*** Opening Provided information ***
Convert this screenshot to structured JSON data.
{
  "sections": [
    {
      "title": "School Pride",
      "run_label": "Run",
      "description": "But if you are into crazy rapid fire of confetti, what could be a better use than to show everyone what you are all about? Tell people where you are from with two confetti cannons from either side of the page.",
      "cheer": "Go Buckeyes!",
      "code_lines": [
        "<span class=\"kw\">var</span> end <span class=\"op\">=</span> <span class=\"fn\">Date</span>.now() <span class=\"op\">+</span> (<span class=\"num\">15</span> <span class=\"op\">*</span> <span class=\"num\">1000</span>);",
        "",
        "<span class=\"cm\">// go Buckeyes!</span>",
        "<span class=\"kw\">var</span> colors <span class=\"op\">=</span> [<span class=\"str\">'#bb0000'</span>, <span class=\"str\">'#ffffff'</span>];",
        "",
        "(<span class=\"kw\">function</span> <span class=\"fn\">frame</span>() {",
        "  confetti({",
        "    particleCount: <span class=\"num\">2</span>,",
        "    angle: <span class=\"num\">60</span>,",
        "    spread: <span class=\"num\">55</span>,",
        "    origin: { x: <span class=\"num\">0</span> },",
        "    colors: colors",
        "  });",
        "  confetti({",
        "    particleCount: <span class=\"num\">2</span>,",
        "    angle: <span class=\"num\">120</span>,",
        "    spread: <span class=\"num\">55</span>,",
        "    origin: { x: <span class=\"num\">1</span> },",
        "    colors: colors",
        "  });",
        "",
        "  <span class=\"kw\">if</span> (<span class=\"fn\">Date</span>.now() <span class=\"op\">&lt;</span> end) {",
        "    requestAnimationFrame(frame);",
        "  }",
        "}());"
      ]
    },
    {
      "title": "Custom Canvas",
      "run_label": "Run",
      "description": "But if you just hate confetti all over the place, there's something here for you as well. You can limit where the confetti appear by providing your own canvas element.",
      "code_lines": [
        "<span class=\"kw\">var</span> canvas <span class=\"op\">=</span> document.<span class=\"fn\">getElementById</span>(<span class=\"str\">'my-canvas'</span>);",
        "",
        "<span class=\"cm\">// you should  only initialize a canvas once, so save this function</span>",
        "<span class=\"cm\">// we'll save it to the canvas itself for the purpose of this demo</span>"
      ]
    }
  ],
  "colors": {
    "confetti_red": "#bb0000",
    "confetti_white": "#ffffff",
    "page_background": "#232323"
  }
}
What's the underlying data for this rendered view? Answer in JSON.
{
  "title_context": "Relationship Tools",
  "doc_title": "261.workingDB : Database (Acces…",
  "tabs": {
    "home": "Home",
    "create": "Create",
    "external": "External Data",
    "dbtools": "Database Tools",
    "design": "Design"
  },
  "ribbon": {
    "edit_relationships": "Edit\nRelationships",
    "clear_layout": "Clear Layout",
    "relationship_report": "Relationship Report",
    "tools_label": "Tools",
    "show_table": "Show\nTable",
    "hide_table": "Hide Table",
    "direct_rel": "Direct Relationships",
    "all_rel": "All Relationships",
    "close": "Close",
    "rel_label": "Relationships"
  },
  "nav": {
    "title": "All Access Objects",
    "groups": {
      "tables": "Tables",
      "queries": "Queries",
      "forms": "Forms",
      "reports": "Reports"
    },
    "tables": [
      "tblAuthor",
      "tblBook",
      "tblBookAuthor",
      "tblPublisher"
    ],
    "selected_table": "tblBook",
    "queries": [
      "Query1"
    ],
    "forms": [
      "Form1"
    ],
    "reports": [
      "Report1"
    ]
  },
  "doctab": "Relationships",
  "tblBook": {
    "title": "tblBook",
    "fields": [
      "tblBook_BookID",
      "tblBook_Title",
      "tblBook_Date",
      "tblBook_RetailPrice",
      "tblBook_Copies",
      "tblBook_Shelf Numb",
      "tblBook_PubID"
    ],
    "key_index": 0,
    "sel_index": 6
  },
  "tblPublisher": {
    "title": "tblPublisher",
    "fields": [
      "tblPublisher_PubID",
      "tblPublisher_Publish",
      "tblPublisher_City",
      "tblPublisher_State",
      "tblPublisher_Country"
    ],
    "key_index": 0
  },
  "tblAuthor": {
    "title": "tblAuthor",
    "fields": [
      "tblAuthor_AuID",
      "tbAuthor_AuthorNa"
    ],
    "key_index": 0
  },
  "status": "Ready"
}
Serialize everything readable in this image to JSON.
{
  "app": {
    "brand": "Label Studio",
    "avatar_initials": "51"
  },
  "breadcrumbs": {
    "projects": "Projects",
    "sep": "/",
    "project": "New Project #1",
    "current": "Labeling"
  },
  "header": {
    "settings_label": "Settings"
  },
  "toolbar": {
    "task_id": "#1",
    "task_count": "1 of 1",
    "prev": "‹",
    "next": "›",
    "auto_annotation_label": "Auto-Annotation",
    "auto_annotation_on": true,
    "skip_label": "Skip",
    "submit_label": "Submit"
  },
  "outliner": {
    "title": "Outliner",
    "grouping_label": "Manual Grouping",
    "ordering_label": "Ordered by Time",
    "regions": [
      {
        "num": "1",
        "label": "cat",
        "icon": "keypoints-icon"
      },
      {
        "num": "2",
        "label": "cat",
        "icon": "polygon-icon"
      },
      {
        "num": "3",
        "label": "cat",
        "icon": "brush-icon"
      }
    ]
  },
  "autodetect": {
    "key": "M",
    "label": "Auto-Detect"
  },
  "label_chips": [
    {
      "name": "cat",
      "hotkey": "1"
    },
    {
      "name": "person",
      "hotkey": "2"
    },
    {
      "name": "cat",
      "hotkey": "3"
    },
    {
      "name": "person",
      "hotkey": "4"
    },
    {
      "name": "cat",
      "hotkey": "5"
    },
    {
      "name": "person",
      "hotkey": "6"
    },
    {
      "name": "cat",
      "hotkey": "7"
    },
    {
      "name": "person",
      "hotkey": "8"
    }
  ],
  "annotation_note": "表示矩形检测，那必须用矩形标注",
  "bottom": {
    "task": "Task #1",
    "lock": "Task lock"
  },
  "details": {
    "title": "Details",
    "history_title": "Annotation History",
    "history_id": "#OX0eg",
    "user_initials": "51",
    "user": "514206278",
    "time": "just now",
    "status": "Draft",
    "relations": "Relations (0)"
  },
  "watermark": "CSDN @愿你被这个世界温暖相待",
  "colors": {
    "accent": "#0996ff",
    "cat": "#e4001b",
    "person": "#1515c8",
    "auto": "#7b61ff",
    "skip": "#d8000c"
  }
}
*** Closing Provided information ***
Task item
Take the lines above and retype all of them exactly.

Written reply
Convert this screenshot to structured JSON data.
{
  "sections": [
    {
      "title": "School Pride",
      "run_label": "Run",
      "description": "But if you are into crazy rapid fire of confetti, what could be a better use than to show everyone what you are all about? Tell people where you are from with two confetti cannons from either side of the page.",
      "cheer": "Go Buckeyes!",
      "code_lines": [
        "<span class=\"kw\">var</span> end <span class=\"op\">=</span> <span class=\"fn\">Date</span>.now() <span class=\"op\">+</span> (<span class=\"num\">15</span> <span class=\"op\">*</span> <span class=\"num\">1000</span>);",
        "",
        "<span class=\"cm\">// go Buckeyes!</span>",
        "<span class=\"kw\">var</span> colors <span class=\"op\">=</span> [<span class=\"str\">'#bb0000'</span>, <span class=\"str\">'#ffffff'</span>];",
        "",
        "(<span class=\"kw\">function</span> <span class=\"fn\">frame</span>() {",
        "  confetti({",
        "    particleCount: <span class=\"num\">2</span>,",
        "    angle: <span class=\"num\">60</span>,",
        "    spread: <span class=\"num\">55</span>,",
        "    origin: { x: <span class=\"num\">0</span> },",
        "    colors: colors",
        "  });",
        "  confetti({",
        "    particleCount: <span class=\"num\">2</span>,",
        "    angle: <span class=\"num\">120</span>,",
        "    spread: <span class=\"num\">55</span>,",
        "    origin: { x: <span class=\"num\">1</span> },",
        "    colors: colors",
        "  });",
        "",
        "  <span class=\"kw\">if</span> (<span class=\"fn\">Date</span>.now() <span class=\"op\">&lt;</span> end) {",
        "    requestAnimationFrame(frame);",
        "  }",
        "}());"
      ]
    },
    {
      "title": "Custom Canvas",
      "run_label": "Run",
      "description": "But if you just hate confetti all over the place, there's something here for you as well. You can limit where the confetti appear by providing your own canvas element.",
      "code_lines": [
        "<span class=\"kw\">var</span> canvas <span class=\"op\">=</span> document.<span class=\"fn\">getElementById</span>(<span class=\"str\">'my-canvas'</span>);",
        "",
        "<span class=\"cm\">// you should  only initialize a canvas once, so save this function</span>",
        "<span class=\"cm\">// we'll save it to the canvas itself for the purpose of this demo</span>"
      ]
    }
  ],
  "colors": {
    "confetti_red": "#bb0000",
    "confetti_white": "#ffffff",
    "page_background": "#232323"
  }
}
What's the underlying data for this rendered view? Answer in JSON.
{
  "title_context": "Relationship Tools",
  "doc_title": "261.workingDB : Database (Acces…",
  "tabs": {
    "home": "Home",
    "create": "Create",
    "external": "External Data",
    "dbtools": "Database Tools",
    "design": "Design"
  },
  "ribbon": {
    "edit_relationships": "Edit\nRelationships",
    "clear_layout": "Clear Layout",
    "relationship_report": "Relationship Report",
    "tools_label": "Tools",
    "show_table": "Show\nTable",
    "hide_table": "Hide Table",
    "direct_rel": "Direct Relationships",
    "all_rel": "All Relationships",
    "close": "Close",
    "rel_label": "Relationships"
  },
  "nav": {
    "title": "All Access Objects",
    "groups": {
      "tables": "Tables",
      "queries": "Queries",
      "forms": "Forms",
      "reports": "Reports"
    },
    "tables": [
      "tblAuthor",
      "tblBook",
      "tblBookAuthor",
      "tblPublisher"
    ],
    "selected_table": "tblBook",
    "queries": [
      "Query1"
    ],
    "forms": [
      "Form1"
    ],
    "reports": [
      "Report1"
    ]
  },
  "doctab": "Relationships",
  "tblBook": {
    "title": "tblBook",
    "fields": [
      "tblBook_BookID",
      "tblBook_Title",
      "tblBook_Date",
      "tblBook_RetailPrice",
      "tblBook_Copies",
      "tblBook_Shelf Numb",
      "tblBook_PubID"
    ],
    "key_index": 0,
    "sel_index": 6
  },
  "tblPublisher": {
    "title": "tblPublisher",
    "fields": [
      "tblPublisher_PubID",
      "tblPublisher_Publish",
      "tblPublisher_City",
      "tblPublisher_State",
      "tblPublisher_Country"
    ],
    "key_index": 0
  },
  "tblAuthor": {
    "title": "tblAuthor",
    "fields": [
      "tblAuthor_AuID",
      "tbAuthor_AuthorNa"
    ],
    "key_index": 0
  },
  "status": "Ready"
}
Serialize everything readable in this image to JSON.
{
  "app": {
    "brand": "Label Studio",
    "avatar_initials": "51"
  },
  "breadcrumbs": {
    "projects": "Projects",
    "sep": "/",
    "project": "New Project #1",
    "current": "Labeling"
  },
  "header": {
    "settings_label": "Settings"
  },
  "toolbar": {
    "task_id": "#1",
    "task_count": "1 of 1",
    "prev": "‹",
    "next": "›",
    "auto_annotation_label": "Auto-Annotation",
    "auto_annotation_on": true,
    "skip_label": "Skip",
    "submit_label": "Submit"
  },
  "outliner": {
    "title": "Outliner",
    "grouping_label": "Manual Grouping",
    "ordering_label": "Ordered by Time",
    "regions": [
      {
        "num": "1",
        "label": "cat",
        "icon": "keypoints-icon"
      },
      {
        "num": "2",
        "label": "cat",
        "icon": "polygon-icon"
      },
      {
        "num": "3",
        "label": "cat",
        "icon": "brush-icon"
      }
    ]
  },
  "autodetect": {
    "key": "M",
    "label": "Auto-Detect"
  },
  "label_chips": [
    {
      "name": "cat",
      "hotkey": "1"
    },
    {
      "name": "person",
      "hotkey": "2"
    },
    {
      "name": "cat",
      "hotkey": "3"
    },
    {
      "name": "person",
      "hotkey": "4"
    },
    {
      "name": "cat",
      "hotkey": "5"
    },
    {
      "name": "person",
      "hotkey": "6"
    },
    {
      "name": "cat",
      "hotkey": "7"
    },
    {
      "name": "person",
      "hotkey": "8"
    }
  ],
  "annotation_note": "表示矩形检测，那必须用矩形标注",
  "bottom": {
    "task": "Task #1",
    "lock": "Task lock"
  },
  "details": {
    "title": "Details",
    "history_title": "Annotation History",
    "history_id": "#OX0eg",
    "user_initials": "51",
    "user": "514206278",
    "time": "just now",
    "status": "Draft",
    "relations": "Relations (0)"
  },
  "watermark": "CSDN @愿你被这个世界温暖相待",
  "colors": {
    "accent": "#0996ff",
    "cat": "#e4001b",
    "person": "#1515c8",
    "auto": "#7b61ff",
    "skip": "#d8000c"
  }
}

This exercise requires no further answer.